**What to do**. Because the lines must stay identical, write out the data without changing anything.
------ Supplied material ------
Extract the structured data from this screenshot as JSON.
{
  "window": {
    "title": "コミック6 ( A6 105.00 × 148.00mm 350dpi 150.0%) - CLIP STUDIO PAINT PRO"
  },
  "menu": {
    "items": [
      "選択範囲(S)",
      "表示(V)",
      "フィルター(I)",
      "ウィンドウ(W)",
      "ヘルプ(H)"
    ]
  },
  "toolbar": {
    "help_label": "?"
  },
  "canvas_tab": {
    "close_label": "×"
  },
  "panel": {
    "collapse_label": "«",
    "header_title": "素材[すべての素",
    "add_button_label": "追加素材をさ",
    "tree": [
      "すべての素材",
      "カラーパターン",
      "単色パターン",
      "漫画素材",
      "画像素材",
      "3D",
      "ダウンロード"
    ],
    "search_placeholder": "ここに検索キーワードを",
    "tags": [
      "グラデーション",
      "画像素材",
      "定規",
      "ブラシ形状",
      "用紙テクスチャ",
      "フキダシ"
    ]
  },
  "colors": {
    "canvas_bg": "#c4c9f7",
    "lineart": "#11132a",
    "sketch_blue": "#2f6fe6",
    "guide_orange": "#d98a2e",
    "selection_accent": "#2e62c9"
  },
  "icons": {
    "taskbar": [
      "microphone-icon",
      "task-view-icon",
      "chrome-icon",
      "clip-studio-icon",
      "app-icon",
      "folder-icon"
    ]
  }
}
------
**Output of the exercise**.
Extract the structured data from this screenshot as JSON.
{
  "window": {
    "title": "コミック6 ( A6 105.00 × 148.00mm 350dpi 150.0%) - CLIP STUDIO PAINT PRO"
  },
  "menu": {
    "items": [
      "選択範囲(S)",
      "表示(V)",
      "フィルター(I)",
      "ウィンドウ(W)",
      "ヘルプ(H)"
    ]
  },
  "toolbar": {
    "help_label": "?"
  },
  "canvas_tab": {
    "close_label": "×"
  },
  "panel": {
    "collapse_label": "«",
    "header_title": "素材[すべての素",
    "add_button_label": "追加素材をさ",
    "tree": [
      "すべての素材",
      "カラーパターン",
      "単色パターン",
      "漫画素材",
      "画像素材",
      "3D",
      "ダウンロード"
    ],
    "search_placeholder": "ここに検索キーワードを",
    "tags": [
      "グラデーション",
      "画像素材",
      "定規",
      "ブラシ形状",
      "用紙テクスチャ",
      "フキダシ"
    ]
  },
  "colors": {
    "canvas_bg": "#c4c9f7",
    "lineart": "#11132a",
    "sketch_blue": "#2f6fe6",
    "guide_orange": "#d98a2e",
    "selection_accent": "#2e62c9"
  },
  "icons": {
    "taskbar": [
      "microphone-icon",
      "task-view-icon",
      "chrome-icon",
      "clip-studio-icon",
      "app-icon",
      "folder-icon"
    ]
  }
}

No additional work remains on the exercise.